**ABOUT THIS TASK:** Below are records. Count every line containing the word "sample" and give the number alone.

**EXERCISE MATERIALS:**
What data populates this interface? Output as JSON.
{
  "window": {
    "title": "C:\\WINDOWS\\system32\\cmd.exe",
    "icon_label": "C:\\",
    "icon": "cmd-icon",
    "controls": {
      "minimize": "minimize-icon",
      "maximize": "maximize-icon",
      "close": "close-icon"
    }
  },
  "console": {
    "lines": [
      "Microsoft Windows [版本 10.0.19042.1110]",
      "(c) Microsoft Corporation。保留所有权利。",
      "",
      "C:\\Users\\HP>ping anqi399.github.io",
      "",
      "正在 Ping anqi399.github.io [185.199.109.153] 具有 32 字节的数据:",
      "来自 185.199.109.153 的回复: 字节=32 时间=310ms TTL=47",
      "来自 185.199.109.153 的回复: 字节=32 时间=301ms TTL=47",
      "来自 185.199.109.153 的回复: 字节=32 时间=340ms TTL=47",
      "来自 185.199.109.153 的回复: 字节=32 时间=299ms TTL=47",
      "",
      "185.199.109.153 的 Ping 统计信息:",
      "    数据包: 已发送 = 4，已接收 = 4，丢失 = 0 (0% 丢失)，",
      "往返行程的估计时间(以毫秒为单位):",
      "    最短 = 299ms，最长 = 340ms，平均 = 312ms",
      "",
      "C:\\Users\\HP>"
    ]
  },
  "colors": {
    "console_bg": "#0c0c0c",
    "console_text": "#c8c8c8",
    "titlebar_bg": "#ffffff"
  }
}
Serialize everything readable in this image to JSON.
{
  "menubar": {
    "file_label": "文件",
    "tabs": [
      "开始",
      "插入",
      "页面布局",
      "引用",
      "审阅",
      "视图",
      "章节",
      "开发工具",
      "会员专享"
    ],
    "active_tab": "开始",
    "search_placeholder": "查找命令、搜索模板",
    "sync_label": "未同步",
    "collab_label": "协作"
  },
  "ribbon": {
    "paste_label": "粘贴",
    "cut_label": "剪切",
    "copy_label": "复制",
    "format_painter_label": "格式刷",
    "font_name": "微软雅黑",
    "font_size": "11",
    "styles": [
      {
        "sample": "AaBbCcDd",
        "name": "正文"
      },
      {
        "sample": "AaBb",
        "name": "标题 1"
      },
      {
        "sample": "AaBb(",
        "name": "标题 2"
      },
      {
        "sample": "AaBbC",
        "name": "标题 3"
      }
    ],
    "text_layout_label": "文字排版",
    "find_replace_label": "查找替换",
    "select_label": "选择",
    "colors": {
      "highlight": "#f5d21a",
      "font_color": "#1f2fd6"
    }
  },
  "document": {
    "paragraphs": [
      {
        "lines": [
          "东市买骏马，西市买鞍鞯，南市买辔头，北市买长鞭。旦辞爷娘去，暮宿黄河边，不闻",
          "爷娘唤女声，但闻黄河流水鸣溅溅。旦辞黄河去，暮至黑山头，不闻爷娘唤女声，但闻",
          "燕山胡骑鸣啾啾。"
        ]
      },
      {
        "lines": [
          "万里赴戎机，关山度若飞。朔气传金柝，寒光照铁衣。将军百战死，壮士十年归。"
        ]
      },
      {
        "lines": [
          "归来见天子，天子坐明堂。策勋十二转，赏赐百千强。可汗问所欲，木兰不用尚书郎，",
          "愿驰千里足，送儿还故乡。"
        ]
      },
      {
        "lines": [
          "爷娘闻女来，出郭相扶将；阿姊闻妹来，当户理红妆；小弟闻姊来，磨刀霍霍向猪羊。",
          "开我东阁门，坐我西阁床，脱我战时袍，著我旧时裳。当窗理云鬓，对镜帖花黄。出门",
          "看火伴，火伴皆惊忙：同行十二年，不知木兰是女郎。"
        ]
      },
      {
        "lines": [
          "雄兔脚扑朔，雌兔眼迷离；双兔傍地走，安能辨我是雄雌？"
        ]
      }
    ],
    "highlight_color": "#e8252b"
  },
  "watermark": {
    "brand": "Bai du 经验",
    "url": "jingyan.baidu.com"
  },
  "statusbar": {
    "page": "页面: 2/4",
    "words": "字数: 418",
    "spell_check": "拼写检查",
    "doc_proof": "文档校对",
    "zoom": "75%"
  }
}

**SOLUTION:** 4